Latibeaudiere knocks S&P rating
Published: Friday | August 14, 2009
The Bank of Jamaica, where monetary policy is composed and executed. - File
In language echoing that of other senior government officials, central bank governor Derick Latibeaudiere branded Standard & Poor's downgrade of Jamaica as premature and unwarranted, and suggested that the rating agency misinterpreted talks the government had with interests who floated a proposal for restructuring some of the country's $1.2 trillion debt.
But at briefing on Wednesday, Lati-beaudiere did not name the institutions involved, but insisted that there was no agreement on the matter and repeated, as Finance Minister Audley Shaw and Prime Minister Bruce Golding have done, that Jamaica remains committed to paying all its debts.
"The government had taken no decision on those proposals," Latibeaudiere told journalists.
"The government continues to maintain its resolve to honour all obligations, as contracted, and therefore, the rating action was unwarranted."
In its decision last week, S&P pushed down a notch, from B- to CCC+, its rating of Jamaica's long-term foreign and domestic debt, citing the unfavourable outlook for the country's economy and the possibility of a debt restructuring agreement that it would interpret as a "distressed transaction".
The S&P's action angered Jamaican officials who, pointing to the country's imminent agreement with the International Monetary Fund (IMF) for US$1.2 billion in credit, held that the rating agency acted precipitously.
While others have also held that no "distressed transaction" was in the making on Jamaica's debt, Latibeaudiere has so far gone the farthest with a public explanation or interpretation of the issue.
For while it is widely known that there have been behind-the-scenes talks on debt restructuring within the context of a social partnership agreement, no specifics on those discussions, focused, apparently on domestically-held debt, had previously reached the public domain.
According to the Bank of Jamaica governor, S&P's action "was based on their interpretation of a set of options that were presented to the government for consideration"
He added: "The options were presented to the government by a private institution and a specialist legal advisor was engaged to help in assessing the merit of these options. It was important to ensure that in coming to a decision there would be no breach of contract that would lead to the unhinging of public trust. It was also important to be minding of the binding nature of contractual obligations and the implications of establishing a precedent."

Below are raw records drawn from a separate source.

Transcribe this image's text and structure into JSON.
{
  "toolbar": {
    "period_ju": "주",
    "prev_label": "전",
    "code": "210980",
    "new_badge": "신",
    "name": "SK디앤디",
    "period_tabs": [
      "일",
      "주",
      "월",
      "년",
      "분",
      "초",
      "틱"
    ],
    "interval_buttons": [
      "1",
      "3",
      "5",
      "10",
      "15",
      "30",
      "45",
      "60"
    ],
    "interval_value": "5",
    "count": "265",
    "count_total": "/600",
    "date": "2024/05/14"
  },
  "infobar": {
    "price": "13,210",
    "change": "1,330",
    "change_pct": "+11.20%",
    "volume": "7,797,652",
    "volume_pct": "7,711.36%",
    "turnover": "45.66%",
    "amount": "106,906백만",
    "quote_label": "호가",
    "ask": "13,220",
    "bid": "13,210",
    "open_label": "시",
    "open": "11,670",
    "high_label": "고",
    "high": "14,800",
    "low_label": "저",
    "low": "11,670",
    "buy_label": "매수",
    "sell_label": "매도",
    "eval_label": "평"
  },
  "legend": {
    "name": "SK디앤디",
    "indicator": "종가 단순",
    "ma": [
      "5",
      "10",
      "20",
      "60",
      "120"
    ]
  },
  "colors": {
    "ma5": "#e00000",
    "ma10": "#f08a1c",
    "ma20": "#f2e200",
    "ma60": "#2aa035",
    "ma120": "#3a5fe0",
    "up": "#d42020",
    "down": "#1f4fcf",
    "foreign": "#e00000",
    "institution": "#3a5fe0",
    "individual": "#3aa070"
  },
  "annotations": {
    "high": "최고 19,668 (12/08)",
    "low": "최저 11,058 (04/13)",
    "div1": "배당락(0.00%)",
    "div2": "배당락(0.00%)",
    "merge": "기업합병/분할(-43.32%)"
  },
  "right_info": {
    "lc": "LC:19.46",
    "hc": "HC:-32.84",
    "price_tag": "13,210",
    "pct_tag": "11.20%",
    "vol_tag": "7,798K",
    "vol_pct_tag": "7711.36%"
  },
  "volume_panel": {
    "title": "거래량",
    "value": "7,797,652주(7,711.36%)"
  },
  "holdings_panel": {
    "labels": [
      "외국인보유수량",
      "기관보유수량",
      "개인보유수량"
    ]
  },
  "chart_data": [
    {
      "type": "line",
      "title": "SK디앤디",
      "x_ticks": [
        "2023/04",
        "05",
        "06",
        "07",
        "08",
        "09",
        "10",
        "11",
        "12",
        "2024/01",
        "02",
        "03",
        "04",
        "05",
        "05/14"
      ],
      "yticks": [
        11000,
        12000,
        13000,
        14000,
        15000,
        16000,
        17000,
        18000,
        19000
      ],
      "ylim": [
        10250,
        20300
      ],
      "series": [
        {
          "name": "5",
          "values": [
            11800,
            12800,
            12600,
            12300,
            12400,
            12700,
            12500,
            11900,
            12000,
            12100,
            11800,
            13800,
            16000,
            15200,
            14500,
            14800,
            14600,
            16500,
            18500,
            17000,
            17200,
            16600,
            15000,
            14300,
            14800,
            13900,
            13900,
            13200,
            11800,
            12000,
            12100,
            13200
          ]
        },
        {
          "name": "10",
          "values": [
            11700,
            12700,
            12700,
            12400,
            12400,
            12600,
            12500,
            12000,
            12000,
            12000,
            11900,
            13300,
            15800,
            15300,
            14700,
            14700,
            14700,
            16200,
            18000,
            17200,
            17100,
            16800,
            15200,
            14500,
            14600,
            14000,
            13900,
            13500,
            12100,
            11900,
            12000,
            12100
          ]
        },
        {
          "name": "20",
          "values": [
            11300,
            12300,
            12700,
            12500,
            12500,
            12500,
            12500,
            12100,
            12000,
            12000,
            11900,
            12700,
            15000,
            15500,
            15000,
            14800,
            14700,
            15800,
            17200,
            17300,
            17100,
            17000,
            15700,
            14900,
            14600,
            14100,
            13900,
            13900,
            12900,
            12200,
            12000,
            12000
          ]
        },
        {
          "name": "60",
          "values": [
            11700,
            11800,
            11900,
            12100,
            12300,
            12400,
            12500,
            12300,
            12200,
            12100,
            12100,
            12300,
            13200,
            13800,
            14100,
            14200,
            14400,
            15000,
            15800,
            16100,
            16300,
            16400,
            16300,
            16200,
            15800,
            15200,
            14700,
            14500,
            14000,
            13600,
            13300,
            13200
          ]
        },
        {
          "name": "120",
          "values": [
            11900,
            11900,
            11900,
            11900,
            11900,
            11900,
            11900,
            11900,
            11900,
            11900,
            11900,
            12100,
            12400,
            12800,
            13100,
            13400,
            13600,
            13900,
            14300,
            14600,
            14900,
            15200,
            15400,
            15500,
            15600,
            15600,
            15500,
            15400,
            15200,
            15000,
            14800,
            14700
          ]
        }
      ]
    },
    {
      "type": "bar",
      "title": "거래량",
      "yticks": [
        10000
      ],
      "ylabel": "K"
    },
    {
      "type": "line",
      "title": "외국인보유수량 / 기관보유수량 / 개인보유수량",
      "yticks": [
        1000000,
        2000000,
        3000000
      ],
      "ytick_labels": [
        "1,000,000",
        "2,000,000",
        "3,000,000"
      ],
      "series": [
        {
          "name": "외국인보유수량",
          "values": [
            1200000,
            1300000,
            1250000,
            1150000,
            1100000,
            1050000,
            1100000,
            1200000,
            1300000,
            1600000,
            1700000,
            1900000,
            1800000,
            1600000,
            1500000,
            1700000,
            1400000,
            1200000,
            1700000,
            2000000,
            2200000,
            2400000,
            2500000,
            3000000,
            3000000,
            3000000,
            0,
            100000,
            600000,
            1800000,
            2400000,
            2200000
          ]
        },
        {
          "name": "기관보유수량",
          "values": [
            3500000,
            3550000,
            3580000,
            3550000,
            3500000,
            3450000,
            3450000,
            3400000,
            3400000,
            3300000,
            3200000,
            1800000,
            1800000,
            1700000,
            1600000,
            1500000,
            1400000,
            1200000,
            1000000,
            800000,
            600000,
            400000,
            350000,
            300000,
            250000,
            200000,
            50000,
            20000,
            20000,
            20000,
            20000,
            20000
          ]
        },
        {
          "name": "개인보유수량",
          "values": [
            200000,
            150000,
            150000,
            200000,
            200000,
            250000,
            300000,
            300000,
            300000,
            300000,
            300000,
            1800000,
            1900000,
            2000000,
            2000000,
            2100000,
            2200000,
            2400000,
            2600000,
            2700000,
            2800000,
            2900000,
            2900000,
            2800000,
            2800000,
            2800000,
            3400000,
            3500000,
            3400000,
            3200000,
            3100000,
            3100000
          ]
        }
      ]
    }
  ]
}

However, Latibeaudiere declined later to identify the institution with which the talks were held or how much money was involved or what legal advice was given. He referred questioners to the finance ministry.
The BOJ boss also hailed Jamaica's planned return to a borrowing relationship with the IMF as "a positive effort to assist in stabilising the external pressures and in addressing structural reforms in a sustainable way".
Additionally, he said, most of the country's economic indicators were pointing in the right direction - towards improvement in the medium-term.
"Inflation and inflationary expectations have been trending down and we expect them to remain subdued," he said. "The exchange rate has remained relatively stable and we expect this stability to continue. The current account of the balance of payments is projected to improve dramatically from a deficit of 21 per cent in FY 2008/09 to a deficit of 12 per cent in FY 2009/10."
S&P on August 5 had cited the country's deteriorating fiscal position for the downgrade.
The deficit deepened to $35.9 billion in June on unforeseen shortfalls in revenue, which were $7.7 billion lower than projected.